  2. It should get your nervous system right for training. Getting your nervous system, which can be thought of as your control center, ready for training should be prioritized even higher than getting your muscles ready.  Your nervous system controls your mobility and strength output, so it only makes sense to get it primed and ready the same way you would any other area of your body. Similar to getting your mind right, the stimulus should match your goal for training.  The warm up will look slightly different if your training calls for a slow and easy 30 minute run versus a heavy CrossFit metcon. To get your nervous system ready – think dynamic and active movements.
  3. It should get your joints and tissues right for training.  Notice how this is #3 on the list, yet most people think this is the only place they need to be spending their time during a warmup.  If you’re missing #1 and #2, this one won’t get you far. Your focus for getting your joints and tissues ready should be prioritized specifically for what you are planning on doing that day.  If you have a good training program that is already focusing on movement and mobility work, you may not even need to spend any time here. This step is mainly to clean up the last bit of range of motion that will help you reinforce good positioning and movement during your training.

So What Next?

If you’re not sure where to start, check out our Warmup and Mobility Overhaul. This is a complete guide to revamping your current warm-up routine. You will want to adjust this to meet the goals of training and your current level of movement and mobility, but this is a good starting point to jumpstart your routine. Once you find out what it feels like to be truly warmed up in all three areas we mentioned above, you won’t want to go back to your old warm-up routine.

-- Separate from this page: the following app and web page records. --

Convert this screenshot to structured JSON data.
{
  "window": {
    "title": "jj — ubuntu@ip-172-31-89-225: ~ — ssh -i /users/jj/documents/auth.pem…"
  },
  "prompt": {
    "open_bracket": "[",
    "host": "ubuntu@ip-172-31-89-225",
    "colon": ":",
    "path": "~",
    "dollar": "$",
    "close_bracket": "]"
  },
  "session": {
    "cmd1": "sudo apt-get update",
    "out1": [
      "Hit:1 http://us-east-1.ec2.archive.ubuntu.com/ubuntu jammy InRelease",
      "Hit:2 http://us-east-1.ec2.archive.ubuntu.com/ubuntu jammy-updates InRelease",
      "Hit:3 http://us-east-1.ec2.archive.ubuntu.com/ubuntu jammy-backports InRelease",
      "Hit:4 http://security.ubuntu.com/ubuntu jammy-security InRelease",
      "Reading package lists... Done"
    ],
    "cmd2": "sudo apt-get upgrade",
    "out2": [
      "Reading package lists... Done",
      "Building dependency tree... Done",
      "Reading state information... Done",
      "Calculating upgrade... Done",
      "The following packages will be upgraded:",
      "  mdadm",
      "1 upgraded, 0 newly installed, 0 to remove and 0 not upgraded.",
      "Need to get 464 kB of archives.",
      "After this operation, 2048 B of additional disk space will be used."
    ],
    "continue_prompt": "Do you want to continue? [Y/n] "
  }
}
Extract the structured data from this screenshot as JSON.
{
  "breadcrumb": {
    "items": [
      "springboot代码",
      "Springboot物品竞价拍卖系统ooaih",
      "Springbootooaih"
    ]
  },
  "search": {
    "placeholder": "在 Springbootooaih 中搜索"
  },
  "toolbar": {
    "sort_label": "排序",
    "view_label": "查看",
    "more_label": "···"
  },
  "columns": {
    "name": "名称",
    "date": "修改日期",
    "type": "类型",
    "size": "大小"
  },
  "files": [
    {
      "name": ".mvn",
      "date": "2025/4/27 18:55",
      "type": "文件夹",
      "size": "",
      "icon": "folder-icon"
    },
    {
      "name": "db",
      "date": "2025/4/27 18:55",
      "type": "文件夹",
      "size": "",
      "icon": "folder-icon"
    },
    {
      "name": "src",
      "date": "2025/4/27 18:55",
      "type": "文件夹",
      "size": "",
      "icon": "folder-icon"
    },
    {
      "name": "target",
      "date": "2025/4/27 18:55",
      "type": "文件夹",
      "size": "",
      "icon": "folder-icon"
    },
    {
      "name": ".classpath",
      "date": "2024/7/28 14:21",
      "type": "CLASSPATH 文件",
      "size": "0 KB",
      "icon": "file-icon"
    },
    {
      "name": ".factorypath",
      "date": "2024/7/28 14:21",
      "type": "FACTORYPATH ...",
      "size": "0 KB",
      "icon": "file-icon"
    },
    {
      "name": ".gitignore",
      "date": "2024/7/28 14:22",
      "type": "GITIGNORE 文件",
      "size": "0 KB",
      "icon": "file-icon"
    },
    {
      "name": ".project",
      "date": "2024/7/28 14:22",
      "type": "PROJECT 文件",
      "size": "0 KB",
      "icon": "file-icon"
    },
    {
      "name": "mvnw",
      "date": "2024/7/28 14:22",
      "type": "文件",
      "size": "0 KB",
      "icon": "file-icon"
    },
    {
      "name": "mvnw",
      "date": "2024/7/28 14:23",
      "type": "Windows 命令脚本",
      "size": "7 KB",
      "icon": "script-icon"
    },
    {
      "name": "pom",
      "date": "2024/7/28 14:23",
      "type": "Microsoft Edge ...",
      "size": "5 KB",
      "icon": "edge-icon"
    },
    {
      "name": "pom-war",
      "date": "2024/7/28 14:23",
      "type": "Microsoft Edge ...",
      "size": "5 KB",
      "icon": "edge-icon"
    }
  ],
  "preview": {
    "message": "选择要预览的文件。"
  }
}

If training has lost its enjoyment due to pain that is keeping you from performing the warm-ups and workouts you’re used to – fill out our contact form to speak with one of our Performance Docs today.